    At the college 420 rally, 10,000 people show up every year and everyone is having a great time till 4:19. Then a wave of smoke covers the crowd, and people get super awkward and paranoid, stop making eye contact, and disperse no better for it. Sure it’s a great idea to try once like so many dumb things, I did too, but it’s not a constructive social experience. The lesson should be a “waste of time”. As it’s becoming legal, it’s loosing it’s “rebel and find yourself” appeal. Less and less adults even use it. It’s a juvenile kind of thing. The author would be wise to acknowledge it’s pettiness. It’s not just a drug, it’s a lifestyle, and a waste of time. Pot is boring. I’d rather do blow.

    1. Holy BeJeebus, you’re fucking stupid.

      1. Calling people “fucking stupid” doesn’t make you look smart.

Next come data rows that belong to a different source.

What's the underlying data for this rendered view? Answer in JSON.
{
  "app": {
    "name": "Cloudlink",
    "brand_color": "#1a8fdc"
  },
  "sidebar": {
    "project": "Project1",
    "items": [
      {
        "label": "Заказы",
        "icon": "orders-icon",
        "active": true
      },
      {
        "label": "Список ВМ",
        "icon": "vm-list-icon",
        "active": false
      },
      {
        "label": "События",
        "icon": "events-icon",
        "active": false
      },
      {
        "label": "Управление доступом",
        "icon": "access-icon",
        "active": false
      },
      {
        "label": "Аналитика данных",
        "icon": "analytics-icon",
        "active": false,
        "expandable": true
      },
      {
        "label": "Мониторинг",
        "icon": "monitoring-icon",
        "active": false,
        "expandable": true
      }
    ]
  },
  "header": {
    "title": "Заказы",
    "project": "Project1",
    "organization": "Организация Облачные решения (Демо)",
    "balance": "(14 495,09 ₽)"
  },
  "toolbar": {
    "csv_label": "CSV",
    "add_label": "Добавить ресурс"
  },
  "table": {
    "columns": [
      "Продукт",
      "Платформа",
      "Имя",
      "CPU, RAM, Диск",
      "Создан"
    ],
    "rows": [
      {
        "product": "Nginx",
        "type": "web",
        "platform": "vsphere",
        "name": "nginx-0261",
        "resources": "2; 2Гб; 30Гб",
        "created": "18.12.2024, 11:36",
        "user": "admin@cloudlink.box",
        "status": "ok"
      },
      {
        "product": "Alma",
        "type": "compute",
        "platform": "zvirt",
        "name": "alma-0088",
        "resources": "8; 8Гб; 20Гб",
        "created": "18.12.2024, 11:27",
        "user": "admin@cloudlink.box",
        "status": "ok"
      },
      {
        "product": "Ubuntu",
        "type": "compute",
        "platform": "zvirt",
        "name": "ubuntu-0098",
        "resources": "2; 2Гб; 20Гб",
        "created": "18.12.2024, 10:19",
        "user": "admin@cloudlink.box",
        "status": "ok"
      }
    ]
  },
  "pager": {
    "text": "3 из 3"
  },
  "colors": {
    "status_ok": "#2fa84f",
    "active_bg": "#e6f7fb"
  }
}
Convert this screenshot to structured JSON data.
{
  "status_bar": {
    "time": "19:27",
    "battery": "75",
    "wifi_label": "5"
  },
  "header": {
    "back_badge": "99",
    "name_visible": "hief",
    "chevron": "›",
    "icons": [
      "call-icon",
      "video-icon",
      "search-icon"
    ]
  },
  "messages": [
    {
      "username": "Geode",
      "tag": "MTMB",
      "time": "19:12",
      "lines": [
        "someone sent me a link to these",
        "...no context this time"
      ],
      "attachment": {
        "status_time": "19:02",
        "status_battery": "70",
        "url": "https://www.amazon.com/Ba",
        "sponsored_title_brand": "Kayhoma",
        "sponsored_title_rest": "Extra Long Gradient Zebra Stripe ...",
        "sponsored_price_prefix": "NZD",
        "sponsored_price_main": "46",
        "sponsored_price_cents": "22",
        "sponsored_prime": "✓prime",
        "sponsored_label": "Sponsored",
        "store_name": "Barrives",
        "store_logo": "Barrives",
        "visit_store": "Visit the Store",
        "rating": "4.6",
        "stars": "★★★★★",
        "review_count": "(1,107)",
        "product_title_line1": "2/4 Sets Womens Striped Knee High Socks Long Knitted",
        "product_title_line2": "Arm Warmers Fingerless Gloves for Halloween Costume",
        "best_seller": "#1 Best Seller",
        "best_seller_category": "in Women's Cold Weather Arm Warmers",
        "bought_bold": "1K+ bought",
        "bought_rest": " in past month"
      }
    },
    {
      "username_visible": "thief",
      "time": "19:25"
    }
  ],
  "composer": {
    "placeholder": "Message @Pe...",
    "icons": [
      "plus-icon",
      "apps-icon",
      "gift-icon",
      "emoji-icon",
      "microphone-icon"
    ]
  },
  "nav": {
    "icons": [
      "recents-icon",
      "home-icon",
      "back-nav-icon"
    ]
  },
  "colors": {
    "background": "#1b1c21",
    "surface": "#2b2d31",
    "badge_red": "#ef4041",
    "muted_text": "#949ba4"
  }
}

    2. I visited a cafe, and took 1 hit of a concentrate, & got so high I couldn’t walk

      Lol, and because you are a dingy dipshit, everyone else needs to have their freedoms restricted? Makes so much sense.

      1. I’m not advocating for people’s freedoms being restricted. I’m advocating for common sense and maturity, just like with alcohol. Getting drunk and getting in a car is stupid and dangerous, and same goes for cannabis.

    3. “I’d rather do blow”
      Just because you can`t handle cannabis don`assume that the same holds for everyone else.

      Oh and BLOW sucks.

  6. Why would on-site smoking, behind closed doors, be provocative? Who’s going to go into such an establishment, other than someone who’s going to be there to buy cannabis? Like they’re going to be offended if they see someone smoking there what they’re buying to take elsewhere?

    Is it because other businesses could be licensed to sell pot, and someone who goes in to buy batteries or pick up their dry cleaning done might be offended by seeing pot smoked there by customers, rather than by the staff?

  7. The Denver Post worries that Colorado’s Amendment 64, approved by voters last month, will be interpreted to allow Dutch-style “pot taverns.

    Oh nos! The apocalype is nigh! Bring out your dead, bring out your dead…

  8. Totally sounds like my kinda place dude. Wow.

    http://www.IPMask.tk

  9. If you want to scorch your lungs and stink yourself up smoking doob after it’s legal suit yourself. I’ll do what I do in Amsterdam – grab a brownie. How would my coffee and brownie look any different than the next guy’s?

  10. very super blogos thanks admin sohbet & sohbet odalar?

  11. earned that one “Sharon Levy” cares more for boot licking than the Hip sohbet odalar? & cinsel sohbet

Please to post comments

Comments are closed.